Work out the number of lines in the listing below that include "deadline", and answer with it alone.
+===+
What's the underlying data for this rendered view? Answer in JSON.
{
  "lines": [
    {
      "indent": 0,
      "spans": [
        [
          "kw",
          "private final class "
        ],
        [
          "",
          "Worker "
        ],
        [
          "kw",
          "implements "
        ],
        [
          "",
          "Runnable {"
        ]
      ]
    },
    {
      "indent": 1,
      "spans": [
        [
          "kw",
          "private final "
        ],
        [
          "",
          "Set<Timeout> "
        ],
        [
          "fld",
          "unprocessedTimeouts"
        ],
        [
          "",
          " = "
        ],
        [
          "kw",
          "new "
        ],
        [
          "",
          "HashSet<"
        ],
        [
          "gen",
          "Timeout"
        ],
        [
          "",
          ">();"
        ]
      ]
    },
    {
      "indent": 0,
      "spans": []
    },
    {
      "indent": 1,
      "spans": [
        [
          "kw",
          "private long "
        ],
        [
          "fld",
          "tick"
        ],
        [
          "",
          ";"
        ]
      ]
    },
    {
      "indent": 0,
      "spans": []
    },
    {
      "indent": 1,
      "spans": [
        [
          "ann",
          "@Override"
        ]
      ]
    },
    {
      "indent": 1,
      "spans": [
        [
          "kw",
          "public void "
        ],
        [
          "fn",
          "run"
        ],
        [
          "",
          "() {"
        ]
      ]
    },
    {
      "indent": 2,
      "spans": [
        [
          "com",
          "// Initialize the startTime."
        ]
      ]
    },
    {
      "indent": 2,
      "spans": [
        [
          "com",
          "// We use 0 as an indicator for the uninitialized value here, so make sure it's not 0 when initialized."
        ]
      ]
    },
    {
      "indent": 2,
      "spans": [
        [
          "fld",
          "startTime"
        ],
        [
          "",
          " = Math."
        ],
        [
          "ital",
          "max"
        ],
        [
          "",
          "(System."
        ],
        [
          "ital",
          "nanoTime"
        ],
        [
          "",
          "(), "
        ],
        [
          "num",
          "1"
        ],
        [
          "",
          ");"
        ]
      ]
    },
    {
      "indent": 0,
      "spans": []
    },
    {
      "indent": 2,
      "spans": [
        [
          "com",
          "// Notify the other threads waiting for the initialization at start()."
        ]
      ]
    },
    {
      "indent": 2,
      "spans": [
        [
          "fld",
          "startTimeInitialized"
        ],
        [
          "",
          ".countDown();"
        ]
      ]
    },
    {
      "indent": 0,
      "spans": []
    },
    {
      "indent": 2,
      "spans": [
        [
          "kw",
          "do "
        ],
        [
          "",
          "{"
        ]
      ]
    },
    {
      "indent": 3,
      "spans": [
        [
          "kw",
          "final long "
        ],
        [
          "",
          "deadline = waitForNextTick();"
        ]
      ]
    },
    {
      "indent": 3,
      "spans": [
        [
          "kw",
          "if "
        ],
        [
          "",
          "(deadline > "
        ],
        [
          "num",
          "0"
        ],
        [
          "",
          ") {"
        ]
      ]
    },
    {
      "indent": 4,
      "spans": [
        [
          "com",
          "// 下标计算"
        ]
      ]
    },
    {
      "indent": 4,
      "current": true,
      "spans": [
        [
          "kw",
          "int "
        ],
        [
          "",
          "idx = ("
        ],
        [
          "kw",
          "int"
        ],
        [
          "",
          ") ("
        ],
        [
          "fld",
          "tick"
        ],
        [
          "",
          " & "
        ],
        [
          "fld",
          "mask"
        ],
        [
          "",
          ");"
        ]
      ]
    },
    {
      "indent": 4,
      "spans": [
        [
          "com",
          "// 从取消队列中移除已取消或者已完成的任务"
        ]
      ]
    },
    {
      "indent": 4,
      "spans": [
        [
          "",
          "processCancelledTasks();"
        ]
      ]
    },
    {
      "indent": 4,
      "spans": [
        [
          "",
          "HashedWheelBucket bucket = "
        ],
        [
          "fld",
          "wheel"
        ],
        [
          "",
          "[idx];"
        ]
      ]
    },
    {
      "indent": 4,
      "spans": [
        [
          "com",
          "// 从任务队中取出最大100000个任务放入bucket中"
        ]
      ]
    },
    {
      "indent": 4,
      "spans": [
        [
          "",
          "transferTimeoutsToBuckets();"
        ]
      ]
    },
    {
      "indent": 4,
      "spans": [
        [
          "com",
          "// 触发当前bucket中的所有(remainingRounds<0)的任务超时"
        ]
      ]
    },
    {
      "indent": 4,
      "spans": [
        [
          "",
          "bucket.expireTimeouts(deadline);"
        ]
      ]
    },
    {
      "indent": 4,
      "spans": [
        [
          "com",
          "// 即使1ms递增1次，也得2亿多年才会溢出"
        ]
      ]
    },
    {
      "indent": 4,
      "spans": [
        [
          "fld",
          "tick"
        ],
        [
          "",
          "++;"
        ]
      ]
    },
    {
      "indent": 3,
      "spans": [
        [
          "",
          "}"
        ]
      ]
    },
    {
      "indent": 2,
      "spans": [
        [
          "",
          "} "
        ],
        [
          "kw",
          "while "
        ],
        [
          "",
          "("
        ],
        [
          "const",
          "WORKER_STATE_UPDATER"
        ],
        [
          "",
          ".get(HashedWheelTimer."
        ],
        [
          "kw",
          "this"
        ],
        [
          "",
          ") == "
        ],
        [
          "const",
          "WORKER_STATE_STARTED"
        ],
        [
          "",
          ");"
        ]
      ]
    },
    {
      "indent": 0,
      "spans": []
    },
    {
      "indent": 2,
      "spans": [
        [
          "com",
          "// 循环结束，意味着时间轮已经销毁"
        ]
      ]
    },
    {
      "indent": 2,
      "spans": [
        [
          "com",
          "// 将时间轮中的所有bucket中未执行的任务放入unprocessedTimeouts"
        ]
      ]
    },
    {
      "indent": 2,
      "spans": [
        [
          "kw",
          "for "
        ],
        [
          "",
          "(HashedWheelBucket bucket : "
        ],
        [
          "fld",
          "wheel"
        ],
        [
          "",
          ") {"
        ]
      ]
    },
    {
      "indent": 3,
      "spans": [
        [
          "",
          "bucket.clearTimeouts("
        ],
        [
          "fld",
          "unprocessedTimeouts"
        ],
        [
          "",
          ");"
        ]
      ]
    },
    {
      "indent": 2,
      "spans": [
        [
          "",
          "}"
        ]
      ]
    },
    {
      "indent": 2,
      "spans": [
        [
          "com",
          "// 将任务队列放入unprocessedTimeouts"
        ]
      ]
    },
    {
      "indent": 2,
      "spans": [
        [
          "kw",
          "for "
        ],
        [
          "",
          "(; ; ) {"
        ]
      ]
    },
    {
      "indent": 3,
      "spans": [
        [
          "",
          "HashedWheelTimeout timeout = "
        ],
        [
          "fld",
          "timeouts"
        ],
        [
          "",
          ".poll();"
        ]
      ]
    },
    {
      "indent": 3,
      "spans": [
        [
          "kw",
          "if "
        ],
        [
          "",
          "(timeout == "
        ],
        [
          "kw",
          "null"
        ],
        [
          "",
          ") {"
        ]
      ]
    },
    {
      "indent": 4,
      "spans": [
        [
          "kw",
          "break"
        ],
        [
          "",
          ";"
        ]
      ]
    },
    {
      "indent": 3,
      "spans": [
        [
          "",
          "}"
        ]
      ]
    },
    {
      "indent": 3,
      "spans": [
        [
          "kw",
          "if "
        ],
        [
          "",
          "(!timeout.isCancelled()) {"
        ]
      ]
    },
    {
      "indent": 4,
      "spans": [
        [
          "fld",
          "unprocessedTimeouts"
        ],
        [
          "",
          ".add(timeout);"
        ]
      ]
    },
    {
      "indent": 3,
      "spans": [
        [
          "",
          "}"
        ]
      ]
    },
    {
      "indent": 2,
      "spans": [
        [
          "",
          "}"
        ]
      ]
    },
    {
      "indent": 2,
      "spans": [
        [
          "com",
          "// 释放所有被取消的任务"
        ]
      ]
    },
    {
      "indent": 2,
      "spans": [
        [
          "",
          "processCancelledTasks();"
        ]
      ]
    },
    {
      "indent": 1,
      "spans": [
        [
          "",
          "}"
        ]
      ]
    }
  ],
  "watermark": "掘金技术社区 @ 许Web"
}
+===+
[Written answer] 3